WHAT IS EXPECTED. Your task is to find every line of the data that holds the string "Gobierno" and copy it.

[Component data from apps and pages]
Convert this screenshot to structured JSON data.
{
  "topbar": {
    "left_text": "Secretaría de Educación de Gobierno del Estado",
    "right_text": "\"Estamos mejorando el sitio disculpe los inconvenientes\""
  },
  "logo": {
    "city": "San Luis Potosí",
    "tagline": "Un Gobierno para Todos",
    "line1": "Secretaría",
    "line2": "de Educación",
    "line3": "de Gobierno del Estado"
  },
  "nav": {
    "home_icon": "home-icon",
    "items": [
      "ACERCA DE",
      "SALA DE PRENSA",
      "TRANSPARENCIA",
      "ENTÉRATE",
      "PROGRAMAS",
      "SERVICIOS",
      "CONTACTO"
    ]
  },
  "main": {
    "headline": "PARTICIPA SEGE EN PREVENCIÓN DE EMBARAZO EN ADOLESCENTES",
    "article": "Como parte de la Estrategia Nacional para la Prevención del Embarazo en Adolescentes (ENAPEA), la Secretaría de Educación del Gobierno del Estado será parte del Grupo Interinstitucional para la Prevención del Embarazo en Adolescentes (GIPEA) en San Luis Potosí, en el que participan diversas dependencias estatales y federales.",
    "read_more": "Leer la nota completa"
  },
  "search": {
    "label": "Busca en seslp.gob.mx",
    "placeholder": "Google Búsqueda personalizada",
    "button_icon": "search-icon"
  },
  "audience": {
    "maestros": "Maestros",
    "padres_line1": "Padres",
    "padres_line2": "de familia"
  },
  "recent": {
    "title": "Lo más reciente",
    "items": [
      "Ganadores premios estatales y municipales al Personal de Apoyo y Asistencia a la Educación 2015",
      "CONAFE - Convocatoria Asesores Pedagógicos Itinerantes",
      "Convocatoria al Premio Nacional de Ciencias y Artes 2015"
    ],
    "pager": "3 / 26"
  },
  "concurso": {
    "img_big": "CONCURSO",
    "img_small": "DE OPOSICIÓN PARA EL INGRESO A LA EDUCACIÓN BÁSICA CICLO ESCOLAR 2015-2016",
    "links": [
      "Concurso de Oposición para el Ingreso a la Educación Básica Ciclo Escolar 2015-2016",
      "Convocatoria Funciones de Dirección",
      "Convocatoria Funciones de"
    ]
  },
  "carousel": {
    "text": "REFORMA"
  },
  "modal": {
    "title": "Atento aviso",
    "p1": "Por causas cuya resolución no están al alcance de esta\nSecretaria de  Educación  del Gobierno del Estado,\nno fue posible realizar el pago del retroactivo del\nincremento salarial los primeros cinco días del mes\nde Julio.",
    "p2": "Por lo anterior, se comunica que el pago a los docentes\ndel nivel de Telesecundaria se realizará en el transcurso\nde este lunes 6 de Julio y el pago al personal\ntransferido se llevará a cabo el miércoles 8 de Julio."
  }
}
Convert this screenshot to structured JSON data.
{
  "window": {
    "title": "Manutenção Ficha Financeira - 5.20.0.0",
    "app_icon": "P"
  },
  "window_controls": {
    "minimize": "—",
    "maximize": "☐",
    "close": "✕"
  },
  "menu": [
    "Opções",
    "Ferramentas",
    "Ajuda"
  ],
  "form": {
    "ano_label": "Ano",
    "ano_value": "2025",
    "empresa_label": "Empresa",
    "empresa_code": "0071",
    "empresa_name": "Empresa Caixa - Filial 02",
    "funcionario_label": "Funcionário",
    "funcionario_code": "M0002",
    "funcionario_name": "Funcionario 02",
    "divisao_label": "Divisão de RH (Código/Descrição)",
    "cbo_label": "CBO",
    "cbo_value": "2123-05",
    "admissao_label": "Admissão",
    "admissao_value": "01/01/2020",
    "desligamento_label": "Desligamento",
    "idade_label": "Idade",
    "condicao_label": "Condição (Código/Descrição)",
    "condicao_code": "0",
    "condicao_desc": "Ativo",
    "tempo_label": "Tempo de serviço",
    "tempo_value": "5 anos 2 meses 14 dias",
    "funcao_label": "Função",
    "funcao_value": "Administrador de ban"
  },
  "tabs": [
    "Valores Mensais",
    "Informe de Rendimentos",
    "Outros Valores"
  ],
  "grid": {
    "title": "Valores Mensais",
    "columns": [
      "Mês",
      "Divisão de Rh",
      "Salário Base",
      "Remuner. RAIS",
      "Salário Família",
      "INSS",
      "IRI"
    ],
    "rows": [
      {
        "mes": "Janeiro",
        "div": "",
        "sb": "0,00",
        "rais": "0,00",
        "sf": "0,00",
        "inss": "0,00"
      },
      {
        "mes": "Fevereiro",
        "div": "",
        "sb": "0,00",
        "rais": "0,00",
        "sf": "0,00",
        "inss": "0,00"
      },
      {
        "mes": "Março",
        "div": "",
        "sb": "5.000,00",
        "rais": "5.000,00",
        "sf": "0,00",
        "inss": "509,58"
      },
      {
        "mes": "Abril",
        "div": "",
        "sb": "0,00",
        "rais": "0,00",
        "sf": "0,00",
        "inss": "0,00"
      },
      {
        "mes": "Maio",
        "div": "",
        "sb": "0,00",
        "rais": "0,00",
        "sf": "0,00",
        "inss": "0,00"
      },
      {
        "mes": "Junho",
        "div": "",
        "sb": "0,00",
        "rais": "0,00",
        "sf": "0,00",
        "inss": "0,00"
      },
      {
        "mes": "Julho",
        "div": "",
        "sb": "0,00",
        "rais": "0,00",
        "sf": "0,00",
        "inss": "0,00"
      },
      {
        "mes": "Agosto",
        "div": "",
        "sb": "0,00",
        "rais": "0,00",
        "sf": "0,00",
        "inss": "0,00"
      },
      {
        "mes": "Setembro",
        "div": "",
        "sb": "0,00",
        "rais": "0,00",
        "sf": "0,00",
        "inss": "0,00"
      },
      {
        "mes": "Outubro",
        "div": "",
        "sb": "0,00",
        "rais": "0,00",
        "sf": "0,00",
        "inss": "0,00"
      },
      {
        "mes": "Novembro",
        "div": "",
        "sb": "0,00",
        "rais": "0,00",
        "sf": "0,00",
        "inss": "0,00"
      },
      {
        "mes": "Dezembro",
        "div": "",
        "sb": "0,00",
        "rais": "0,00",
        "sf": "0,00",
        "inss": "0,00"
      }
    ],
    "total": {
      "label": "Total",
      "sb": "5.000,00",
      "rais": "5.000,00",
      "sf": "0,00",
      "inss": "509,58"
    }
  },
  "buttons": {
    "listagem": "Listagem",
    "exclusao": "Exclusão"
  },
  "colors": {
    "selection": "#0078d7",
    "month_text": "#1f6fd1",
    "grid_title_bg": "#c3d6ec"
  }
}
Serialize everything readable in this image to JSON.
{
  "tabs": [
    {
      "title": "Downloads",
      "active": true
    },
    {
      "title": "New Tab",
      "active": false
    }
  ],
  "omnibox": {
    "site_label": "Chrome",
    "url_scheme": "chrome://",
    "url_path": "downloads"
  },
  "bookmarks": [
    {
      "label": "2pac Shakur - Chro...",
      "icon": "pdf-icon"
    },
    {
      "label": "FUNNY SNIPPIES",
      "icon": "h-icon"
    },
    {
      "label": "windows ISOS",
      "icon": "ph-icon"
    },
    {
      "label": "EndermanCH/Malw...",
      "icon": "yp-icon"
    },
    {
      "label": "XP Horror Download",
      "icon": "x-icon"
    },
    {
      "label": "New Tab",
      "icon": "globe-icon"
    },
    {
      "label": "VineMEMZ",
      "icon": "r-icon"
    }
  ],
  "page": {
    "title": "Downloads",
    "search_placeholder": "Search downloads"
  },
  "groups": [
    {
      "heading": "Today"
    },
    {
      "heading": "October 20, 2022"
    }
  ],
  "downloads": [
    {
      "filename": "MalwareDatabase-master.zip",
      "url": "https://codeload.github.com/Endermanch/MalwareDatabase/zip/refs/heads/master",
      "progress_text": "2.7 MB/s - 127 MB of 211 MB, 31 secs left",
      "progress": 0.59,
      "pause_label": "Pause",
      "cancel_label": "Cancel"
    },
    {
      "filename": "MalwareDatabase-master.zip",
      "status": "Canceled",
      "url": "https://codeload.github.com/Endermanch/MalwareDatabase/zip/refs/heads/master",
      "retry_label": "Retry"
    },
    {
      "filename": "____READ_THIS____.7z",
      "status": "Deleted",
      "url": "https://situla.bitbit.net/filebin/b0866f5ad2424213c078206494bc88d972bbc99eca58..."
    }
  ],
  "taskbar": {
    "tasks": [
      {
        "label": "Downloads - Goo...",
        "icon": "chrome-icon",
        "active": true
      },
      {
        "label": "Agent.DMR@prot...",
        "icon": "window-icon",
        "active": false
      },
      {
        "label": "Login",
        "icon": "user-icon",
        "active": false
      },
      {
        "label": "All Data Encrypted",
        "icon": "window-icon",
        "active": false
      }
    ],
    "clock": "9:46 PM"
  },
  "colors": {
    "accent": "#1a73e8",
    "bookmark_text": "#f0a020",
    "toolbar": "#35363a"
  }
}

COMPLETED TASK.
    "left_text": "Secretaría de Educación de Gobierno del Estado",
    "tagline": "Un Gobierno para Todos",
    "line3": "de Gobierno del Estado"
    "article": "Como parte de la Estrategia Nacional para la Prevención del Embarazo en Adolescentes (ENAPEA), la Secretaría de Educación del Gobierno del Estado será parte del Grupo Interinstitucional para la Prevención del Embarazo en Adolescentes (GIPEA) en San Luis Potosí, en el que participan diversas dependencias estatales y federales.",
    "p1": "Por causas cuya resolución no están al alcance de esta\nSecretaria de  Educación  del Gobierno del Estado,\nno fue posible realizar el pago del retroactivo del\nincremento salarial los primeros cinco días del mes\nde Julio.",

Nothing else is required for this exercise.